Edward Snowden – a former employee of America’s Central Intelligence Agency and currently employed by the country’s National Security Agency – faces criminal charges for reportedly leaking details of a top-secret US surveillance programme which, according to him and his supporters, threatens “the basic liberties for people around the world.”
The programme, code-named Prism, is designed and built by the NSA and allows the agency to “intercept almost everything” according to Snowden who was video-interviewed from a Hong Kong hotel by The Guardian newspaper.
The 29 year-old NSA contractor’s whereabouts are currently unknown. Snowden was last known to be at a Hong Kong hotel where he admitted to The Guardian that he had “no intention of hiding [his identity]” claiming “I know I have done nothing wrong”. But since the former CIA employee checked out on Monday, his exact location has been unclear. However, officials doubt that he has left the city.
“I am not here (Hong Kong) to hide from justice; I am here to reveal criminality,” he told the Washington Post newspaper on Wednesday morning.
During his interview with the Guardian, Snowden claimed that he decided to leak the information following his loss of admiration for President Barack Obama who is continuing with the ill policies of his predecessor George W Bush.
“I don’t want to live in a society that does these sorts of things,” confessed Snowden, “I do not want to live in a world where everything I do or say is recorded. That is not something I am willing to support of live under.”
Although many of Edward Snowden’s supporters have labelled him a hero, the American government would strongly disagree. American senator Bill Nelson has referred to Snowden’s actions as “an act of treason.” Stating that he “ought to be prosecuted under law,” and added that “we [the American government] cannot have national security if our secrets cannot be kept.”
During his interview with the Guardian, Snowden revealed the unnerving capabilities of the Prism programme. Last week, both the Guardian and Washington post reported that American security services often view phone call data and internet interactions using large companies such as Verizon, Google and Facebook.

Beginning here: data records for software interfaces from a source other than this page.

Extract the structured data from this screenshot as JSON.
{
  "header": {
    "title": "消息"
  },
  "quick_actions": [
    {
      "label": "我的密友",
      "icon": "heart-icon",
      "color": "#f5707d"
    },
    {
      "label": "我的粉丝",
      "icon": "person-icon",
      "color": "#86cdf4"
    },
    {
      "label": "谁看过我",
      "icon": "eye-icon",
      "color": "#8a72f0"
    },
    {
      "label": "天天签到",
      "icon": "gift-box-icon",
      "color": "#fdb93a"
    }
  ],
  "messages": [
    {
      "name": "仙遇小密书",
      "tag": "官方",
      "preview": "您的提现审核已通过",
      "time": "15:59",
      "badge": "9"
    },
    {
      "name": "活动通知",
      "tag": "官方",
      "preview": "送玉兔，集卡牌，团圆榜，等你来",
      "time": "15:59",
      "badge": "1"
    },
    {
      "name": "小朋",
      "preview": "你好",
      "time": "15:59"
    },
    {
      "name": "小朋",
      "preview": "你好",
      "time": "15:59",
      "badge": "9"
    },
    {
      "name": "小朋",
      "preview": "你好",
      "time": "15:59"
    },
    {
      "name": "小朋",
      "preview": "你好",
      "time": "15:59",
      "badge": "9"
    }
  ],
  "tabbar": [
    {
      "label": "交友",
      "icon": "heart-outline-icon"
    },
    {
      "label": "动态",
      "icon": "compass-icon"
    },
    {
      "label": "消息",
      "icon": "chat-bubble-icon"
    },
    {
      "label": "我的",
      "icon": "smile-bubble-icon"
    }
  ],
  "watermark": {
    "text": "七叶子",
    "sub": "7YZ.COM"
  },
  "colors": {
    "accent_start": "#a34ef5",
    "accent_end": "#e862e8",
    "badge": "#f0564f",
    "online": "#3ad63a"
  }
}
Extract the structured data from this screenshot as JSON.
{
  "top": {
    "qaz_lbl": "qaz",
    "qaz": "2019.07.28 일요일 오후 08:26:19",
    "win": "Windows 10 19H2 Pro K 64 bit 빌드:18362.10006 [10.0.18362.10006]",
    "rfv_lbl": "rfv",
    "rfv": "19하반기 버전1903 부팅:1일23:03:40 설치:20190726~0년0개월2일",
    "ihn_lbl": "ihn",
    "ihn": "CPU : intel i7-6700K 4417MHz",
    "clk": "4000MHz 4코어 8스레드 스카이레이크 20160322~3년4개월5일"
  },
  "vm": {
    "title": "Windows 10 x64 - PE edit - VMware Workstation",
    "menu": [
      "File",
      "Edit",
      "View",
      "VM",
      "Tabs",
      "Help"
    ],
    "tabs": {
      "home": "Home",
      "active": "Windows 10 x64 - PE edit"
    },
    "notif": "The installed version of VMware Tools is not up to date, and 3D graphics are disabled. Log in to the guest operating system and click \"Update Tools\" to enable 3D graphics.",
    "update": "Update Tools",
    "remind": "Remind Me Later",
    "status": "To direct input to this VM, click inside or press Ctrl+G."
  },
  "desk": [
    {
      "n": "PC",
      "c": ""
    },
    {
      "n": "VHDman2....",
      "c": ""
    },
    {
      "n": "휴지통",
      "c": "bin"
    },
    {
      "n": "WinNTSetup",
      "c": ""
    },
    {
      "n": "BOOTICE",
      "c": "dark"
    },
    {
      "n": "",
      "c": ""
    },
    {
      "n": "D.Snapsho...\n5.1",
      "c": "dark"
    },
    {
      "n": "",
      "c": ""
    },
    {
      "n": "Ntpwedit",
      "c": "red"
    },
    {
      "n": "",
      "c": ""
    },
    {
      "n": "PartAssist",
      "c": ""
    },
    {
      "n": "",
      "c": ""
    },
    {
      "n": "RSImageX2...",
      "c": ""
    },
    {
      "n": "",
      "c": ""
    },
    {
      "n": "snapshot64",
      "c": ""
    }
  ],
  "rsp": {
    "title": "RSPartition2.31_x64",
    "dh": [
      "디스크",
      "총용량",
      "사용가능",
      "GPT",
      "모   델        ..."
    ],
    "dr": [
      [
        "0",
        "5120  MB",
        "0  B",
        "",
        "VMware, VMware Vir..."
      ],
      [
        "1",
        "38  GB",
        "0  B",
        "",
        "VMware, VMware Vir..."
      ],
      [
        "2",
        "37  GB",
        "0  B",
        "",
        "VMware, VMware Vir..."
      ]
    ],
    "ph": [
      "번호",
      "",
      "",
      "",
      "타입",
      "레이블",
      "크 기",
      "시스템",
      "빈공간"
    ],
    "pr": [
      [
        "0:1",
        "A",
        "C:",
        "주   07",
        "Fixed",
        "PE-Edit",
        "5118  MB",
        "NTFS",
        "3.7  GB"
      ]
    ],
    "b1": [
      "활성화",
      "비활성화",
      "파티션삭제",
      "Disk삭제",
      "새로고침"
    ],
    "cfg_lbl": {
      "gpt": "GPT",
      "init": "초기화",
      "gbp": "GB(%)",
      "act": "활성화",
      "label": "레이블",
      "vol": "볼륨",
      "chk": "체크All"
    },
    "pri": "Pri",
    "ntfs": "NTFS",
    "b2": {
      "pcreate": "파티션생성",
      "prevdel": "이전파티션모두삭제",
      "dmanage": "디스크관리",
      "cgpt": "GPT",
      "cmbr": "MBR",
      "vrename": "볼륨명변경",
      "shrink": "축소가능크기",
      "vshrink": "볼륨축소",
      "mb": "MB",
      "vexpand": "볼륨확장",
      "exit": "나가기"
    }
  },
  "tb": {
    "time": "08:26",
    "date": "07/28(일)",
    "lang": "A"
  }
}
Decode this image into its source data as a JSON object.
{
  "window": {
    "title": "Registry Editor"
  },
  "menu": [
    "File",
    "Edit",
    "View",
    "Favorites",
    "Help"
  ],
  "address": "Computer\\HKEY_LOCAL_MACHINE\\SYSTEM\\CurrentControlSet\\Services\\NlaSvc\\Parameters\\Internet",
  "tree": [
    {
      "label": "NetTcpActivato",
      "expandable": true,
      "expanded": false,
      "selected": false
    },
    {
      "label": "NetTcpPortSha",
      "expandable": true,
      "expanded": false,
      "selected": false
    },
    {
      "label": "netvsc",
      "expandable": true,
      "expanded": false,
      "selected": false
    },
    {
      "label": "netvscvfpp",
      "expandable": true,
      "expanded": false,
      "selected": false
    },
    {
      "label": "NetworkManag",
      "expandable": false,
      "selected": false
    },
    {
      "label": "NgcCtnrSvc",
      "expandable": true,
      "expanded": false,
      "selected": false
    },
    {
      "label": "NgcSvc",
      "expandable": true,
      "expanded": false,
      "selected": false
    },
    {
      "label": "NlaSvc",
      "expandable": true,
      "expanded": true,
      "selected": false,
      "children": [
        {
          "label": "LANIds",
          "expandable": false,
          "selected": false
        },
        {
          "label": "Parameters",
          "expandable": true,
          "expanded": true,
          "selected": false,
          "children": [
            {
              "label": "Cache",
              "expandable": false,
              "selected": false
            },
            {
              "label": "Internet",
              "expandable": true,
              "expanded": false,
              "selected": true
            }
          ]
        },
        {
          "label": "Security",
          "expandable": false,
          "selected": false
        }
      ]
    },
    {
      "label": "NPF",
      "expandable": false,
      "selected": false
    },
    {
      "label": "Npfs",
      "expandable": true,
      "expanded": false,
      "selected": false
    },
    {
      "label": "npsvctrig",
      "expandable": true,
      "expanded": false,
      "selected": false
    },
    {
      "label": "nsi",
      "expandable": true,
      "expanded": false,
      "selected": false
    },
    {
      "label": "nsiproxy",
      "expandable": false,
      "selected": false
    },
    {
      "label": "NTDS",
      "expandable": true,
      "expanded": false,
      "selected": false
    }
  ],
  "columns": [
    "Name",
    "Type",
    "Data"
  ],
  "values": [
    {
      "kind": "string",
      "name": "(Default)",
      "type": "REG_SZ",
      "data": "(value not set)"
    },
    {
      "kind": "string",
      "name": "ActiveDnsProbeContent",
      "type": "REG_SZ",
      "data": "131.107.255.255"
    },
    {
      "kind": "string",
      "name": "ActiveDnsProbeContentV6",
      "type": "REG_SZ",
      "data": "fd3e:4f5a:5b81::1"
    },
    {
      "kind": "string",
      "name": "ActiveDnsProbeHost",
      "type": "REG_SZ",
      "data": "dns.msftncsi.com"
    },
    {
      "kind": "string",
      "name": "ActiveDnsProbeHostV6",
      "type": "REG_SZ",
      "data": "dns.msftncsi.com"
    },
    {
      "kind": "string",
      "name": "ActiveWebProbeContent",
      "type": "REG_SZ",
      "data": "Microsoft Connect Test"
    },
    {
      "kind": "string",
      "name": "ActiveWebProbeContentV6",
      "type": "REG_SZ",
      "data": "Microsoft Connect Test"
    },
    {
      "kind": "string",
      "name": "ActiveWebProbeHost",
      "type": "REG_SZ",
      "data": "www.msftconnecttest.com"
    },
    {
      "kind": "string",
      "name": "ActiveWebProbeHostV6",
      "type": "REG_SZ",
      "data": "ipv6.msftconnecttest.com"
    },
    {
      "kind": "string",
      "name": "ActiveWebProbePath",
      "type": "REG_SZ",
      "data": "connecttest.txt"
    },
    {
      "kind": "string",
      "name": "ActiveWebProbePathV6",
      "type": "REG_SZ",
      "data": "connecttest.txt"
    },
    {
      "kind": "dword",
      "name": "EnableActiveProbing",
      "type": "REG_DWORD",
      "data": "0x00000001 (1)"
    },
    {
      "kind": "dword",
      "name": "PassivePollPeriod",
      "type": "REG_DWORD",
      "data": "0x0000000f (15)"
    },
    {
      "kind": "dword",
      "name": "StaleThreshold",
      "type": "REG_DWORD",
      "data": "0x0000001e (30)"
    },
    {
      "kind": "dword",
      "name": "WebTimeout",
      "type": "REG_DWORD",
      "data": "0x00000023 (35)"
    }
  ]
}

Similarly. “With this capability the vast majority of human communications are automatically ingested without targeting. If I wanted to see your emails or your wife’s phone, all I [would] have to do is use the intercepts,” he reported, “[One could] get your emails, passwords, phone records and credit cards.”
The revealment of secret programmes has ignited debates within the United States and abroad over the large reach of the National Security Agency’s reach.